Published June 10. 2011 4:00AM Updated June 10. 2011 1:05PM
Ledyard - As president of the National Honor Society, president of the music council, a volunteer, an afterschool tutor, a drum major, a chorus member, a baby sitter, an employee, an artist, an actress, a girlfriend, a sister and a daughter, Britta Johnson has her academic and extracurricular plate full.
But, through it all, she somehow still manages to ask for seconds.
"I'm not a procrastinator. I'd say that's one thing that helps me get stuff done, so I don't have a problem juggling a lot of things," Johnson, 18, said one recent afternoon. "I don't like sitting and not doing anything. I like to be productive."
A lover of languages, Johnson recently won a gold medal in the Connecticut Council of Language Teachers poetry contest for her recitation of a 30-line French poem.
Her French teacher, Renée Sylvestre, had enough confidence in her three-year student to give her a "very difficult poem" to learn.
"She went to iTunes and found three different versions of people reciting the poem, decided which one she liked best, purchased the audio and continuously listened to it," Sylvestre said. "Even if you didn't know French, you would have enjoyed listening to Britta's recitation."
Johnson's family is French, and she said she "loves the language."
"My first year of French, I loved it immediately, it just came to me," she said. "I got to really practice it when we went on our class trip to Québec in February."
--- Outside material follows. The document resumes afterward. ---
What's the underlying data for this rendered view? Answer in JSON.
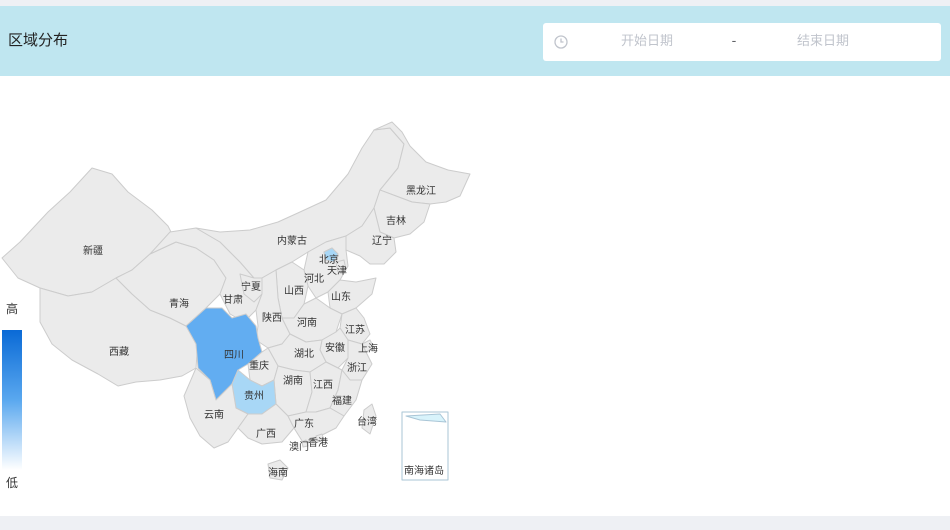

She is conversational in French and would like to learn Russian and Arabic if she enters into the International Justice and Security concentration at the University of New Haven.
Her interest in criminal justice stems primarily from her love of martial arts.
Involved in martial arts classes since she was 5, Johnson earned her black belt in karate at 11, and as she got older, helped teach younger students how to deal with being bullied and taught women self-defense techniques.
Johnson said that because of her interest in working with children, she would like to become a school resource officer or a DARE officer.
"I like knowing that I can help keep people safe, and doing the seminars with the kids was really important to me," she said. "For me, it was always martial arts, that came before anything."
'A people person'
When most of her peers were dreading being told by their parents to fill out job applications, Johnson had already interviewed and secured a job, so that on the day she turned 16, she could start work.
Johnson said she is in her element working as a waitress at Pizzetta in Mystic.
"I love my job. I'm definitely a people person so I like interacting with people and just love seeing all the people coming in and out," she said.
"It's a busy job, you're always moving and always doing something."
Johnson's NHS adviser Kurt Jannke said Johnson is "highly motivated," and that she easily adapts to her environment and surroundings.
"She's organized, knows how to get things done and can think on her feet and solve problems," he said.
"One of her greatest traits is that she's well-respected by her peers. She's friendly, she's happy, she's motivated, and her peers and teachers respect her. A lot of people are willing to support her because of that."